New FIS study finds nearly 1 in 3 Aussies formed new banking relationship during the pandemic

Nearly 1 in 3 Australians have entered a new banking relationship with a financial institution during the COVID-19 pandemic, according to a new report released by FIS.

The FIS PACE Pulse Survey examines how Australians have altered the way their shopping, banking and paying for goods ands services in response to the COVID-19 pandemic.

Highlights of the FIS PACE Pulse Survey

Digital transactions have accelerated, with Australians shifting from in-branch transactions to online or mobile banking. This is likely to be a lasting shift, as only 7% of respondents indicate they are gradually returning to their traditional methods of banking.

Australians are also migrating to digital payments, QR codes being the most popular.

36% have increased their usage of QR codes when shopping in-store, while 31% are using cash less often now. Access to real-time payments is the most pressing need across generations.

The FIS report found that younger generations were often the quickest to make changes.

52% of Gen Zs and 63% of young millennials started a new banking relationship last year, while just 2% and 4% respectively are returning to conducting transactions in branches.

Led by millennials, the younger generations are also using mobile payment apps more often. 89% of millennials own a mobile wallet, and amongst these 99% have used it in the past month.

“Australian consumers are seeking better banking experiences and prioritizing digital.”

“As competition in the banking sector intensifies with new tech-savvy entrants winning market share and consumers quick to enter into new banking relationships, it is critical for banks to offer a compelling customer experience,” said Adrian Toynton, Banking Solutions at FIS.

“To retain and win new customers, banks must modernize their platforms and harness advanced technologies, like cloud and API-enabled banking, to provide a seamless experience.”

“Banks should also watch the habits and preferences of Gen Zs and millennials who are undoubtedly a crucial demographic that will determine what next-gen banking looks like.”

FIS PACE Pulse Survey key banking trends

30% of Australians started new banking relationships in the last 12 months.

52% of Gen Zs and 63% of young millennials were more likely to start new banking relationships, compared to just 11% of boomers.

Only a small fraction (5%) of respondents transitioned from unbanked to banked, with newly banked consumers skewing heavily toward Gen Zs and young millennials.

One-quarter (25%) of respondents cited other key motivators.

The desire for better benefits (31%) was the primary driver, followed by ‘starting a new chapter in life’ (29%) and accessing products or services that other banks didn’t offer (25%).
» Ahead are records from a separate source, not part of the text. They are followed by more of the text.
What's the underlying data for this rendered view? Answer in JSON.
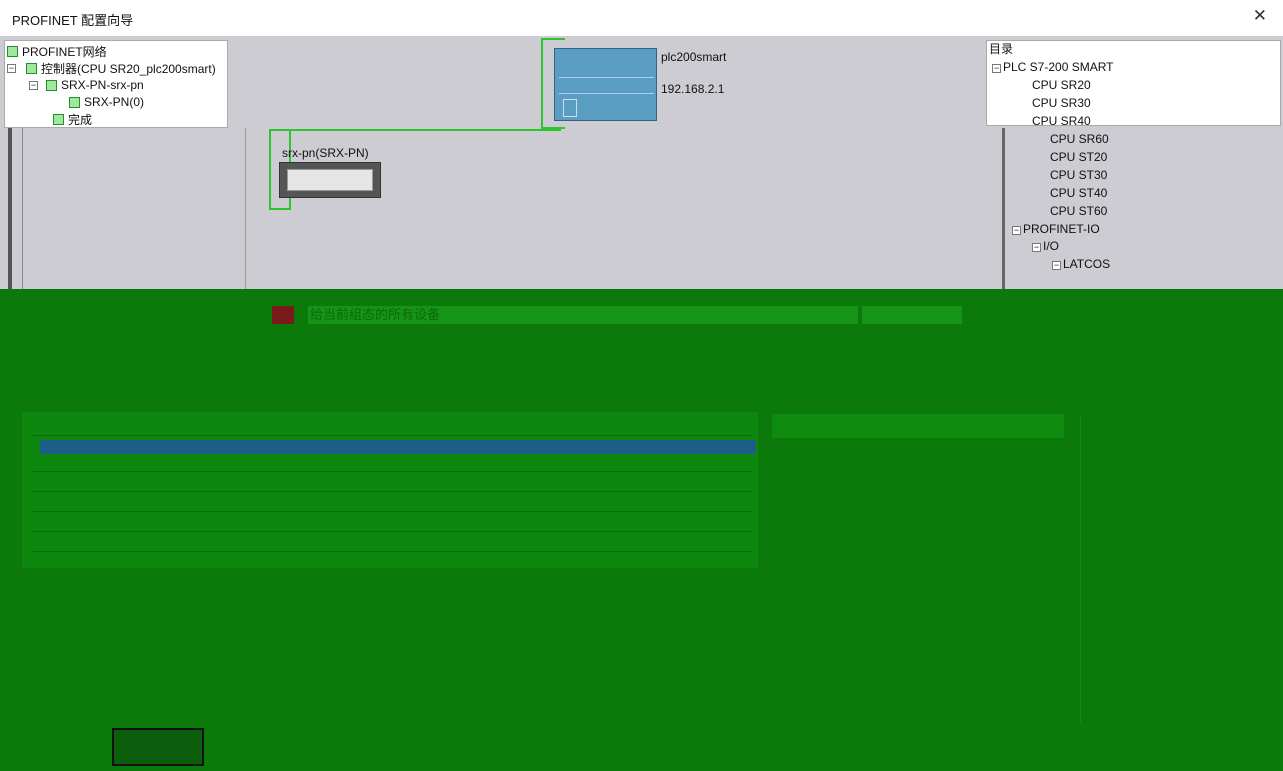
{
  "window": {
    "title": "PROFINET 配置向导",
    "close_glyph": "✕"
  },
  "network_tree": {
    "root": "PROFINET网络",
    "controller": "控制器(CPU SR20_plc200smart)",
    "device": "SRX-PN-srx-pn",
    "submodule": "SRX-PN(0)",
    "complete": "完成"
  },
  "plc": {
    "name": "plc200smart",
    "ip": "192.168.2.1"
  },
  "slave": {
    "name": "srx-pn(SRX-PN)"
  },
  "catalog": {
    "title": "目录",
    "family": "PLC S7-200 SMART",
    "cpus": [
      "CPU SR20",
      "CPU SR30",
      "CPU SR40",
      "CPU SR60",
      "CPU ST20",
      "CPU ST30",
      "CPU ST40",
      "CPU ST60"
    ],
    "profinet": "PROFINET-IO",
    "io": "I/O",
    "vendor": "LATCOS"
  },
  "hint": {
    "text": "给当前组态的所有设备"
  },
  "colors": {
    "wire": "#2ec42e",
    "device": "#5b9ec4",
    "overlay": "#0b7a0b"
  }
}
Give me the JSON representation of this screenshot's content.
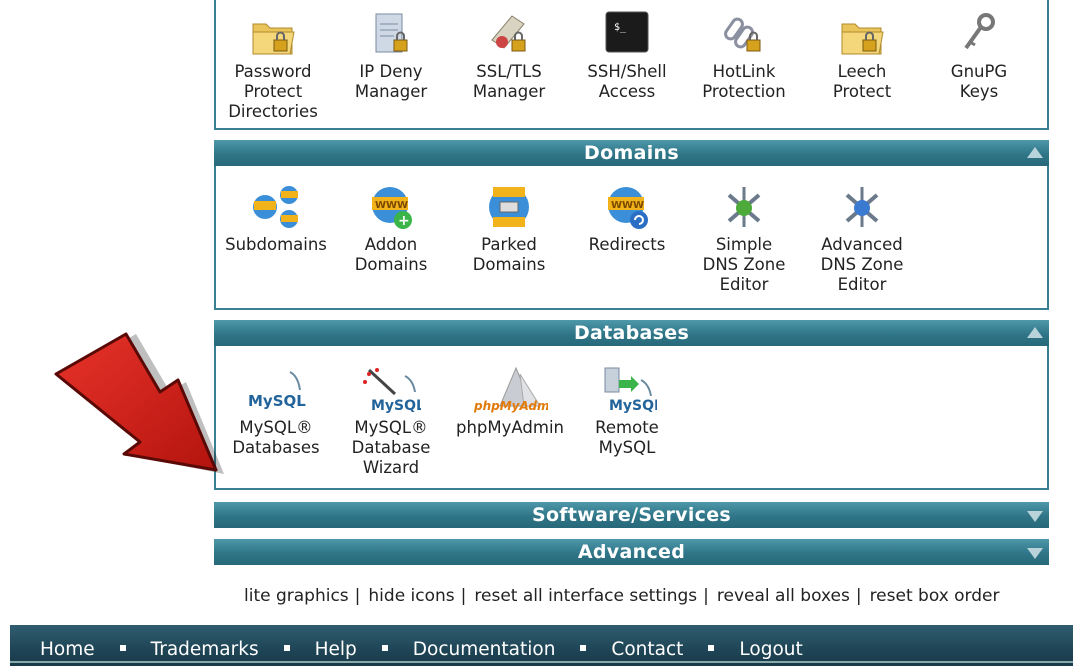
{
  "security": {
    "items": [
      {
        "label": "Password\nProtect\nDirectories",
        "icon": "folder-lock-icon"
      },
      {
        "label": "IP Deny\nManager",
        "icon": "document-lock-icon"
      },
      {
        "label": "SSL/TLS\nManager",
        "icon": "certificate-lock-icon"
      },
      {
        "label": "SSH/Shell\nAccess",
        "icon": "terminal-icon"
      },
      {
        "label": "HotLink\nProtection",
        "icon": "chain-lock-icon"
      },
      {
        "label": "Leech\nProtect",
        "icon": "folder-lock-icon"
      },
      {
        "label": "GnuPG\nKeys",
        "icon": "keys-icon"
      }
    ]
  },
  "domains": {
    "title": "Domains",
    "items": [
      {
        "label": "Subdomains",
        "icon": "subdomains-icon"
      },
      {
        "label": "Addon\nDomains",
        "icon": "addon-domains-icon"
      },
      {
        "label": "Parked\nDomains",
        "icon": "parked-domains-icon"
      },
      {
        "label": "Redirects",
        "icon": "redirects-icon"
      },
      {
        "label": "Simple\nDNS Zone\nEditor",
        "icon": "dns-zone-icon"
      },
      {
        "label": "Advanced\nDNS Zone\nEditor",
        "icon": "dns-zone-icon"
      }
    ]
  },
  "databases": {
    "title": "Databases",
    "items": [
      {
        "label": "MySQL®\nDatabases",
        "icon": "mysql-icon",
        "logo_text": "MySQL"
      },
      {
        "label": "MySQL®\nDatabase\nWizard",
        "icon": "mysql-wizard-icon",
        "logo_text": "MySQL"
      },
      {
        "label": "phpMyAdmin",
        "icon": "phpmyadmin-icon",
        "logo_text": "phpMyAdmin"
      },
      {
        "label": "Remote\nMySQL",
        "icon": "remote-mysql-icon",
        "logo_text": "MySQL"
      }
    ]
  },
  "collapsed_sections": [
    {
      "title": "Software/Services"
    },
    {
      "title": "Advanced"
    }
  ],
  "links": {
    "lite_graphics": "lite graphics",
    "hide_icons": "hide icons",
    "reset_all": "reset all interface settings",
    "reveal_all": "reveal all boxes",
    "reset_order": "reset box order",
    "separator": "|"
  },
  "footer": {
    "items": [
      "Home",
      "Trademarks",
      "Help",
      "Documentation",
      "Contact",
      "Logout"
    ]
  },
  "colors": {
    "header": "#2f7587",
    "arrow": "#cc1a12",
    "footer": "#1f4556"
  }
}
43% stated they will continue to use online/mobile banking post-pandemic. 7% indicate they are gradually returning to their old ways of banking.

Of all generations, baby boomers (13%) are the most likely to return to conducting transactions in branches, and Gen Z (2%) and young millennials (4%) are the least likely.

FIS PACE Pulse Survey key payment trends

36% of respondents have increased their usage of QR codes and 24% have increased their use of tap-and-pay (contactless) when shopping in store.

31% said they are using cash less often now.

89% of young millennials own a mobile wallet, versus 35% of boomers. Amongst the young millennials who own one, 99% have used it in the past 30 days.

Access to real-time payments ranked highest across generations. Millennials are most in need of access to real-time payments immediately (16%) or within six months (28%).

The report provides insights into the financial health and attitudes of Aussies post-pandemic.

The top personal financial goals amongst the younger generations suggest a desire to rein in spending and start saving in the aftermath of the pandemic.

FIS PACE Pulse Survey key findings

Young millennials cite building an emergency fund (26%) as their top goal, following by setting a budget and sticking with it (24%).

Saving for a house tops the list for Gen Z (31%), followed by building an emergency fund (27%).

One-quarter of Australians were found to have suffered a job setback in the past six months, with young millennials and Gen Zs being most vulnerable.

4 in 10 young millennials suffered a job setback, most often a pay cut (14%), temporary lay-off/furlough (11%) or deferred promotion (12%).

36%t of Gen Zs had a job setback and were more likely than other generations to experience a pay cut (22%) or a permanent job loss (11%).

Nearly two-thirds (65%) of young millennials said they wouldn’t be able to sustain themselves longer than a month after a pay cut. 58% of Gen Zs indicated the same.

On the other hand, 39% of boomers said they could financially survive more than one year.